== What to work on ==
Please give an exact printout of the records, without any pictures.

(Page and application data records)
Segment Open
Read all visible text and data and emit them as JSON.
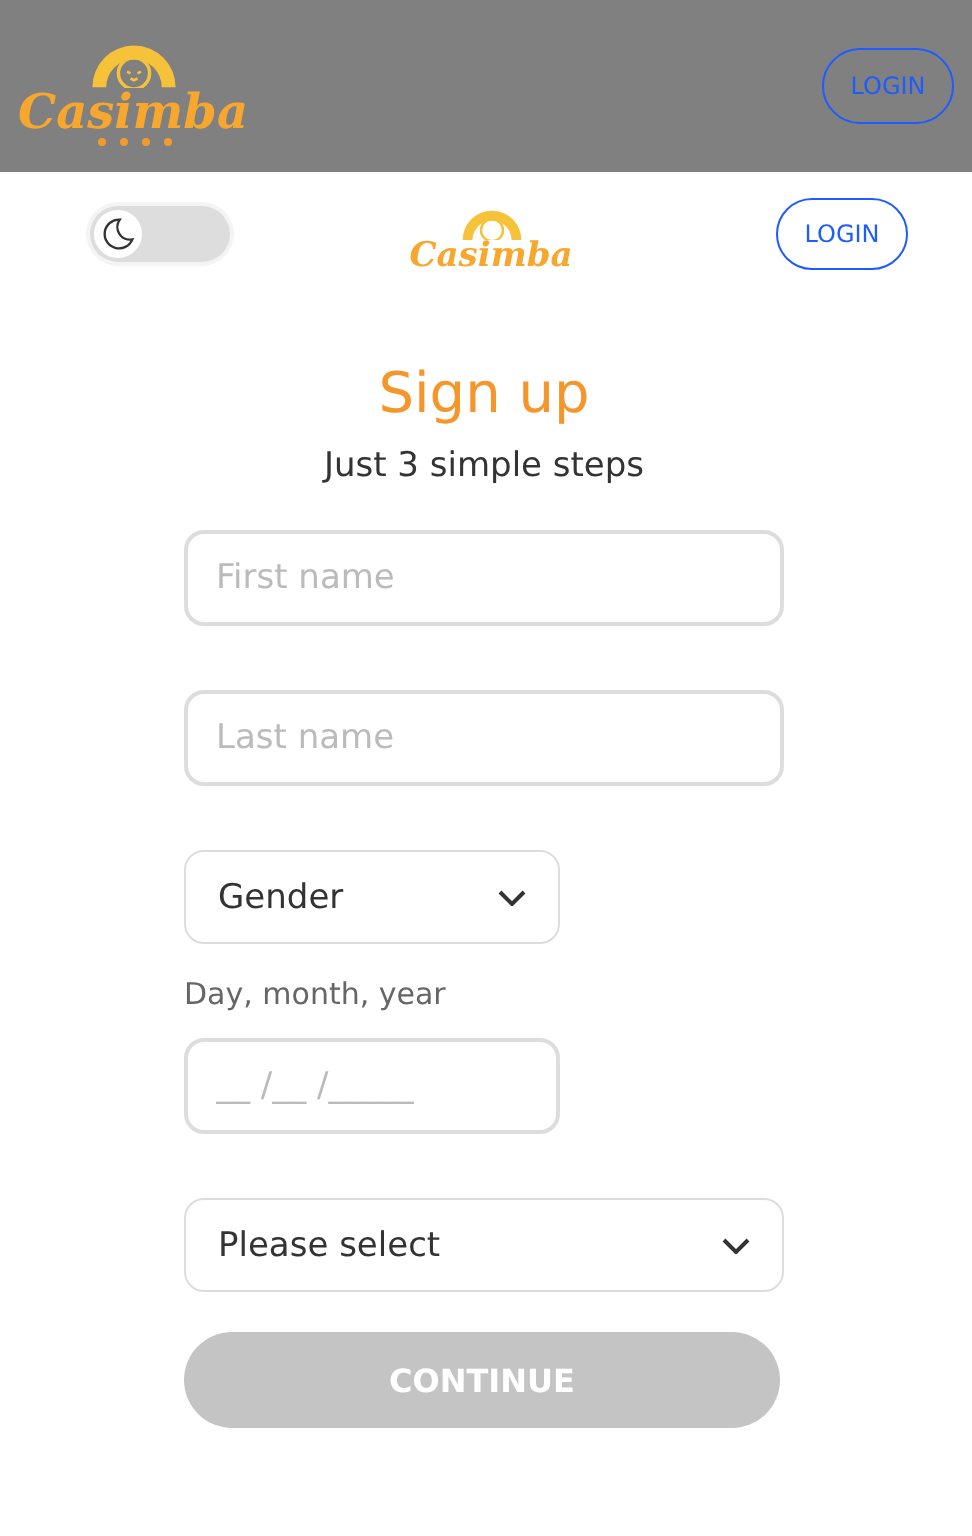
{
  "top_bar": {
    "logo": "Casimba",
    "login_button": "LOGIN"
  },
  "header": {
    "dark_mode_toggle": {
      "on": false
    },
    "logo": "Casimba",
    "login_button": "LOGIN"
  },
  "form": {
    "title": "Sign up",
    "subtitle": "Just 3 simple steps",
    "fields": [
      {
        "kind": "input",
        "placeholder": "First name",
        "narrow": false
      },
      {
        "kind": "input",
        "placeholder": "Last name",
        "narrow": false
      },
      {
        "kind": "select",
        "value": "Gender",
        "narrow": true
      },
      {
        "kind": "label",
        "text": "Day, month, year"
      },
      {
        "kind": "input",
        "placeholder": "__ /__ /_____",
        "narrow": true
      },
      {
        "kind": "select",
        "value": "Please select",
        "narrow": false
      }
    ],
    "continue_button": {
      "label": "CONTINUE",
      "disabled": true
    }
  }
}
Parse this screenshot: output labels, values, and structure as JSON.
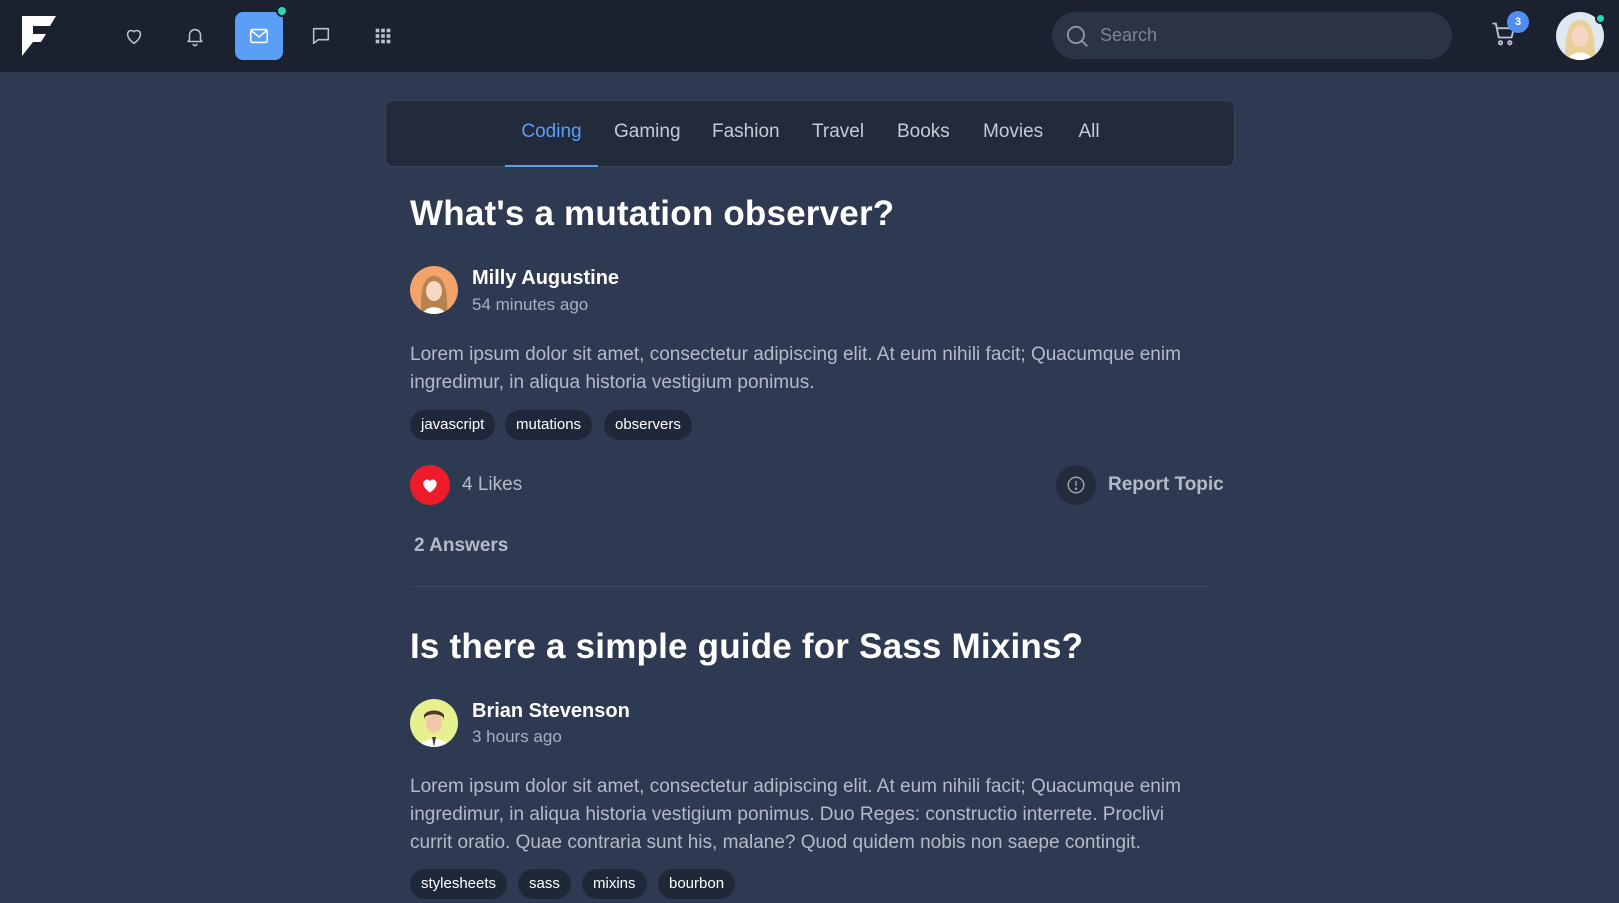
{
  "navbar": {
    "search_placeholder": "Search",
    "cart_count": "3",
    "icons": [
      "heart-icon",
      "bell-icon",
      "mail-icon",
      "chat-icon",
      "grid-icon"
    ],
    "accent": "#5b9ef5",
    "notification_dot_color": "#2ad6b4"
  },
  "tabs": [
    {
      "label": "Coding",
      "active": true
    },
    {
      "label": "Gaming",
      "active": false
    },
    {
      "label": "Fashion",
      "active": false
    },
    {
      "label": "Travel",
      "active": false
    },
    {
      "label": "Books",
      "active": false
    },
    {
      "label": "Movies",
      "active": false
    },
    {
      "label": "All",
      "active": false
    }
  ],
  "posts": [
    {
      "title": "What's a mutation observer?",
      "author": "Milly Augustine",
      "time": "54 minutes ago",
      "body": "Lorem ipsum dolor sit amet, consectetur adipiscing elit. At eum nihili facit; Quacumque enim ingredimur, in aliqua historia vestigium ponimus.",
      "tags": [
        "javascript",
        "mutations",
        "observers"
      ],
      "likes": "4 Likes",
      "report_label": "Report Topic",
      "answers": "2 Answers"
    },
    {
      "title": "Is there a simple guide for Sass Mixins?",
      "author": "Brian Stevenson",
      "time": "3 hours ago",
      "body": "Lorem ipsum dolor sit amet, consectetur adipiscing elit. At eum nihili facit; Quacumque enim ingredimur, in aliqua historia vestigium ponimus. Duo Reges: constructio interrete. Proclivi currit oratio. Quae contraria sunt his, malane? Quod quidem nobis non saepe contingit.",
      "tags": [
        "stylesheets",
        "sass",
        "mixins",
        "bourbon"
      ]
    }
  ]
}
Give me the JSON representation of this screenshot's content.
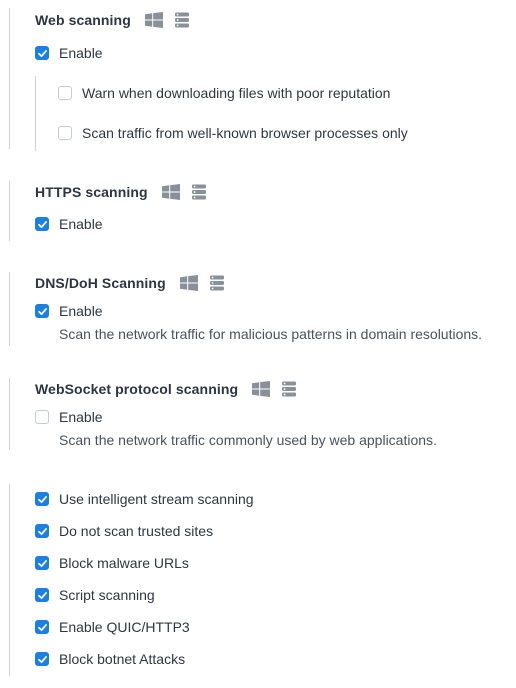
{
  "sections": {
    "web": {
      "title": "Web scanning",
      "enable": {
        "label": "Enable",
        "checked": true
      },
      "warn": {
        "label": "Warn when downloading files with poor reputation",
        "checked": false
      },
      "browser_only": {
        "label": "Scan traffic from well-known browser processes only",
        "checked": false
      }
    },
    "https": {
      "title": "HTTPS scanning",
      "enable": {
        "label": "Enable",
        "checked": true
      }
    },
    "dns": {
      "title": "DNS/DoH Scanning",
      "enable": {
        "label": "Enable",
        "checked": true
      },
      "description": "Scan the network traffic for malicious patterns in domain resolutions."
    },
    "websocket": {
      "title": "WebSocket protocol scanning",
      "enable": {
        "label": "Enable",
        "checked": false
      },
      "description": "Scan the network traffic commonly used by web applications."
    },
    "options": [
      {
        "label": "Use intelligent stream scanning",
        "checked": true
      },
      {
        "label": "Do not scan trusted sites",
        "checked": true
      },
      {
        "label": "Block malware URLs",
        "checked": true
      },
      {
        "label": "Script scanning",
        "checked": true
      },
      {
        "label": "Enable QUIC/HTTP3",
        "checked": true
      },
      {
        "label": "Block botnet Attacks",
        "checked": true
      }
    ]
  },
  "icons": {
    "os_windows": "windows-icon",
    "os_server": "server-icon"
  },
  "colors": {
    "accent": "#1d7fe0",
    "unchecked_border": "#c6cbd2",
    "section_bar": "#cfd3d9",
    "icon_gray": "#8a9099"
  }
}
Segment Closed
== Written reply ==
Read all visible text and data and emit them as JSON.
{
  "top_bar": {
    "logo": "Casimba",
    "login_button": "LOGIN"
  },
  "header": {
    "dark_mode_toggle": {
      "on": false
    },
    "logo": "Casimba",
    "login_button": "LOGIN"
  },
  "form": {
    "title": "Sign up",
    "subtitle": "Just 3 simple steps",
    "fields": [
      {
        "kind": "input",
        "placeholder": "First name",
        "narrow": false
      },
      {
        "kind": "input",
        "placeholder": "Last name",
        "narrow": false
      },
      {
        "kind": "select",
        "value": "Gender",
        "narrow": true
      },
      {
        "kind": "label",
        "text": "Day, month, year"
      },
      {
        "kind": "input",
        "placeholder": "__ /__ /_____",
        "narrow": true
      },
      {
        "kind": "select",
        "value": "Please select",
        "narrow": false
      }
    ],
    "continue_button": {
      "label": "CONTINUE",
      "disabled": true
    }
  }
}
Parse this screenshot: output labels, values, and structure as JSON.
{
  "navbar": {
    "search_placeholder": "Search",
    "cart_count": "3",
    "icons": [
      "heart-icon",
      "bell-icon",
      "mail-icon",
      "chat-icon",
      "grid-icon"
    ],
    "accent": "#5b9ef5",
    "notification_dot_color": "#2ad6b4"
  },
  "tabs": [
    {
      "label": "Coding",
      "active": true
    },
    {
      "label": "Gaming",
      "active": false
    },
    {
      "label": "Fashion",
      "active": false
    },
    {
      "label": "Travel",
      "active": false
    },
    {
      "label": "Books",
      "active": false
    },
    {
      "label": "Movies",
      "active": false
    },
    {
      "label": "All",
      "active": false
    }
  ],
  "posts": [
    {
      "title": "What's a mutation observer?",
      "author": "Milly Augustine",
      "time": "54 minutes ago",
      "body": "Lorem ipsum dolor sit amet, consectetur adipiscing elit. At eum nihili facit; Quacumque enim ingredimur, in aliqua historia vestigium ponimus.",
      "tags": [
        "javascript",
        "mutations",
        "observers"
      ],
      "likes": "4 Likes",
      "report_label": "Report Topic",
      "answers": "2 Answers"
    },
    {
      "title": "Is there a simple guide for Sass Mixins?",
      "author": "Brian Stevenson",
      "time": "3 hours ago",
      "body": "Lorem ipsum dolor sit amet, consectetur adipiscing elit. At eum nihili facit; Quacumque enim ingredimur, in aliqua historia vestigium ponimus. Duo Reges: constructio interrete. Proclivi currit oratio. Quae contraria sunt his, malane? Quod quidem nobis non saepe contingit.",
      "tags": [
        "stylesheets",
        "sass",
        "mixins",
        "bourbon"
      ]
    }
  ]
}
Give me the JSON representation of this screenshot's content.
{
  "sections": {
    "web": {
      "title": "Web scanning",
      "enable": {
        "label": "Enable",
        "checked": true
      },
      "warn": {
        "label": "Warn when downloading files with poor reputation",
        "checked": false
      },
      "browser_only": {
        "label": "Scan traffic from well-known browser processes only",
        "checked": false
      }
    },
    "https": {
      "title": "HTTPS scanning",
      "enable": {
        "label": "Enable",
        "checked": true
      }
    },
    "dns": {
      "title": "DNS/DoH Scanning",
      "enable": {
        "label": "Enable",
        "checked": true
      },
      "description": "Scan the network traffic for malicious patterns in domain resolutions."
    },
    "websocket": {
      "title": "WebSocket protocol scanning",
      "enable": {
        "label": "Enable",
        "checked": false
      },
      "description": "Scan the network traffic commonly used by web applications."
    },
    "options": [
      {
        "label": "Use intelligent stream scanning",
        "checked": true
      },
      {
        "label": "Do not scan trusted sites",
        "checked": true
      },
      {
        "label": "Block malware URLs",
        "checked": true
      },
      {
        "label": "Script scanning",
        "checked": true
      },
      {
        "label": "Enable QUIC/HTTP3",
        "checked": true
      },
      {
        "label": "Block botnet Attacks",
        "checked": true
      }
    ]
  },
  "icons": {
    "os_windows": "windows-icon",
    "os_server": "server-icon"
  },
  "colors": {
    "accent": "#1d7fe0",
    "unchecked_border": "#c6cbd2",
    "section_bar": "#cfd3d9",
    "icon_gray": "#8a9099"
  }
}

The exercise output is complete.